Read more
Voice TV chief executive officer Makin Petplai welcomes the court decision for Voice TV to continue broadcast

[Thailand] Broadcaster wins a round

Voice TV is arguably one of the junta’s fiercest critics. Various programs and program hosts of the terrestrial digital station had been previously forced off air on many occasions as well following the 2014 coup in Thailand by the junta, which is more formally known as the National Council for Peace and Order (NCPO).

Read more
Activist Jolovan Wham

[Singapore] Cyberspace Headed for More Control

Singapore’s media industry has long been tightly controlled by the government. This is unlikely to change in 2019; in fact, new legislation is expected that could further curb press freedom and freedom of expression.

Read more

[Singapore] PAP’s Potentially Potent Cyberweapon

Protection from Online Falsehoods and Manipulation Bill (POFMA) is thus likely to be yet another weapon in the PAP government’s arsenal against its critics. It also promises to be a very effective one; while it might be impractical to monitor all online chatter and issue correction or takedown orders in each and every instance, the legislation is worded broadly enough to give government ministers the option of wielding it selectively against particular targets. The Bill also gives ministers the power to exempt anyone they want from the law, and that has triggered fears that the government itself might not be able to be held to account.

Read more

[Philippines] Yet Another Year of Living Dangerously

Although press freedom is constitutionally protected in the Philippines, journalists are nevertheless still among the victims of targeted killings. The number of attacks and threats against media workers and news organizations is in fact even rising — and the efforts to silence and intimidate are also being directed against those voices protective of the press.
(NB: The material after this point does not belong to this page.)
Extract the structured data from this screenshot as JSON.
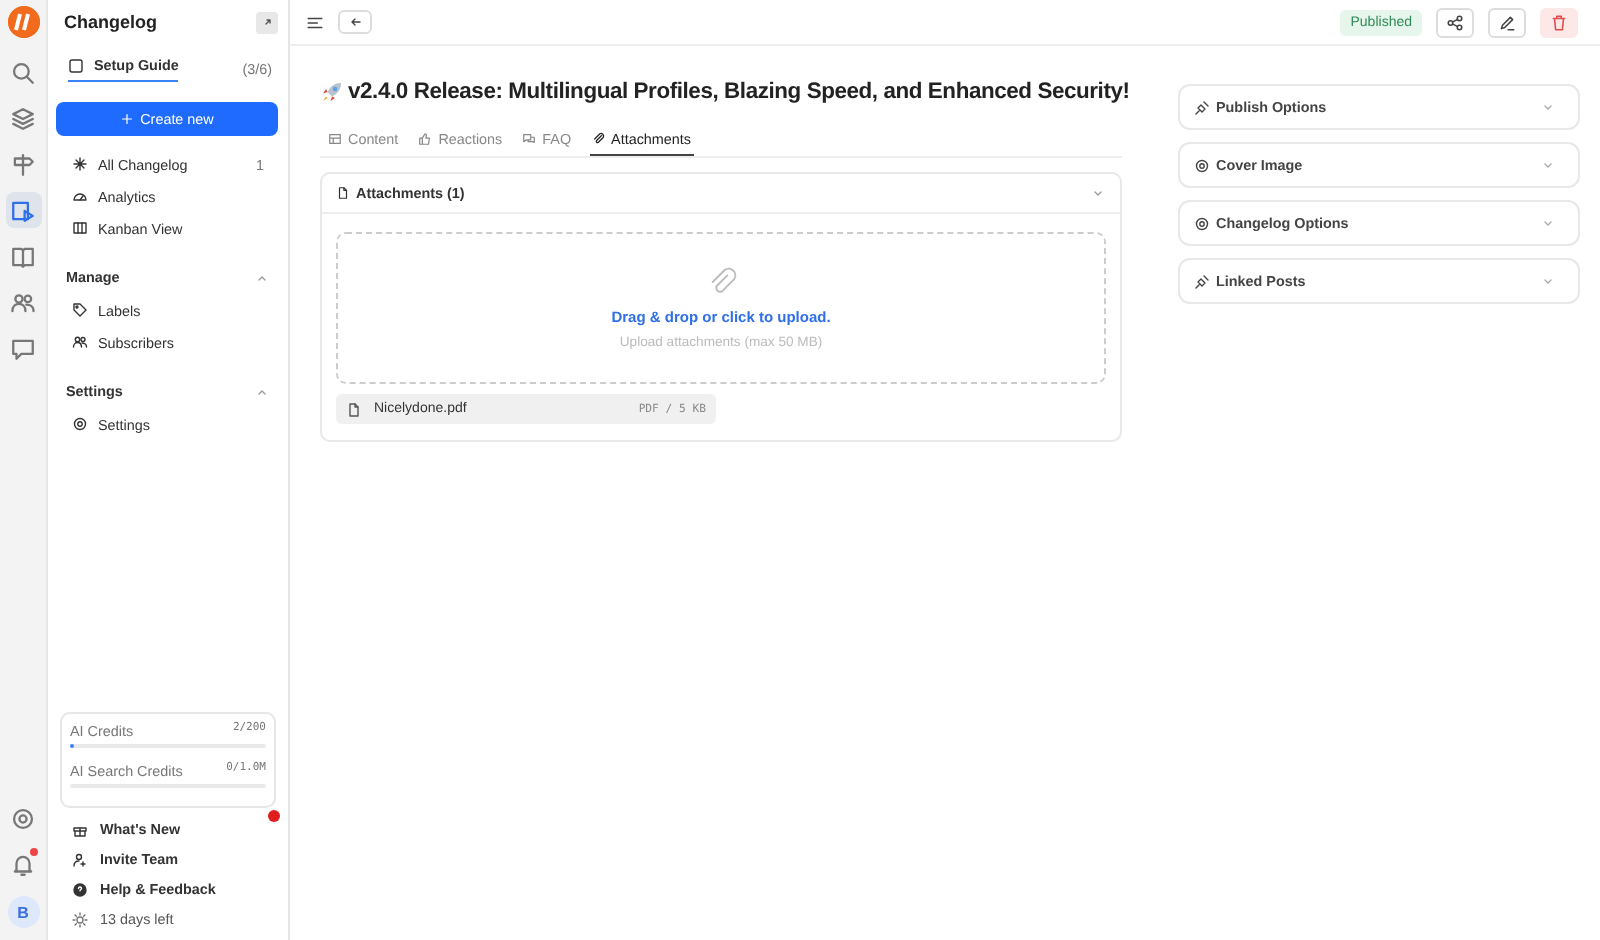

Read more

[Myanmar] Press Freedom in More Peril Than Ever

“Media freedom is clearly not one of (its) priorities,” said the Paris-based Reporters Without Borders (RSF), which monitors freedom of information and press freedom across the globe. This is even though Daw Suu Kyi’s National League for Democracy (NLD), the current ruling party, had press freedom among its targets for reform in its election manifesto.

Read more

[Myanmar] Broken Promises Put the Press in Peril

It has just a little more than a year before its five-year term ends, but Myanmar’s ruling National League of Democracy (NLD) still has a lot of promises left unfulfilled. Among these are reforming the country’s media and ensuring freedom of the press and freedom of expression — but no one now believes NLD will ever make good on those.

Read more
x Logo: Shield
This Site Is Protected By
Shield